Investigation of customized refresher training for telerobotic operations in long-duration spaceflight
Author(s)Geiger, Lynn Marie
Massachusetts Institute of Technology. Department of Aeronautics and Astronautics.
Charles M. Oman.
MetadataShow full item record
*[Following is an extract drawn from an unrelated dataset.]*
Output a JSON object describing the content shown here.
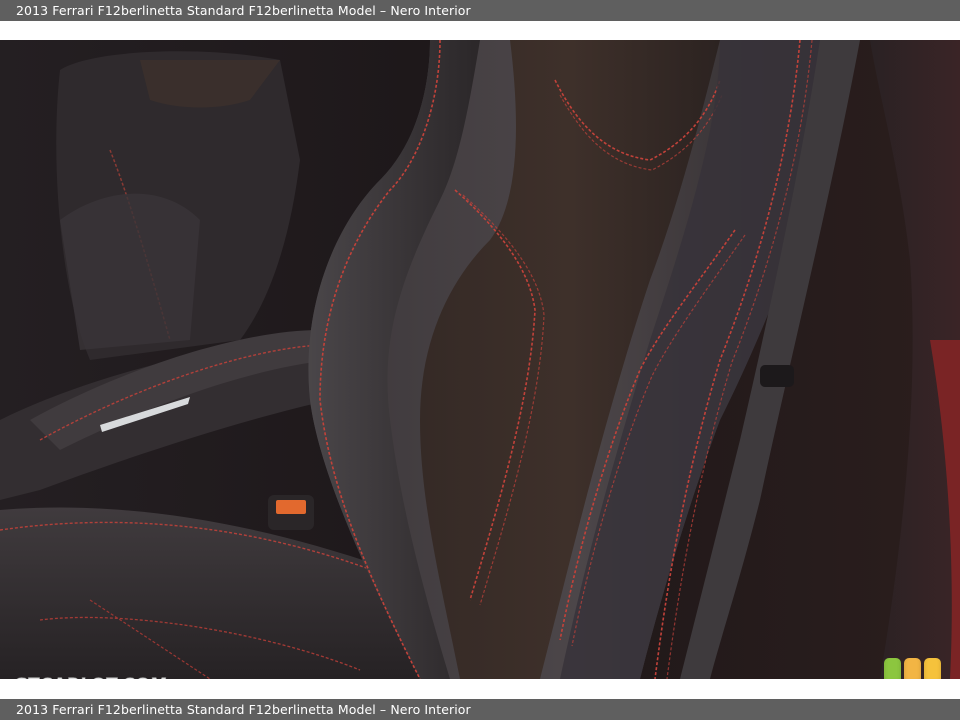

As humanity prepares to break the bonds of Earth's orbit and send explorers deeper into the solar system, mission duration will drastically increase; forcing crewmembers to retain skills and knowledge from prior training on Earth for unprecedented lengths of time. Since performance generally diminishes when a skill is unused, the development of efficient and effective refresher training is essential. The effectiveness of training presumably can be increased by taking into account the learning style of the student and customizing training or retraining material. To understand the effect of customized retraining material on skill reacquisition, we compared space telerobotics performance post training and six months later using two refresher training regimens: written refresher material and personally customized refresher videos. Videos were created by the subjects after training was completed. We used a simulator of the ISS Robotic Arm as a complex task, which requires intricate bi-manual control as well as adherence to complex procedures. We compared performance change between the two retraining styles using subjective instructor evaluation as well as quantitative performance metrics. We assessed each subject's Felder-Silverman Index of Learning Style (ILS), and developed an analogous rubric to assess the teaching style of the refresher videos. We found weak correlations between learning and teaching metrics in 2/4 dimensions. We also found metrics of a subject's spatial abilities (MRT and PTA, with p-values <0.005) predicted performance and retention in procedurally complex tasks. Spatial ability had more effect on the control group's retention than those who received customized retraining. Results of this study will be used to inform NASA on the appropriate refresher materials for long-duration spaceflight crews.
Thesis: S.M., Massachusetts Institute of Technology, Department of Aeronautics and Astronautics, 2016.Cataloged from PDF version of thesis.Includes bibliographical references (pages 83-85).
DepartmentMassachusetts Institute of Technology. Department of Aeronautics and Astronautics.
Massachusetts Institute of Technology
Aeronautics and Astronautics.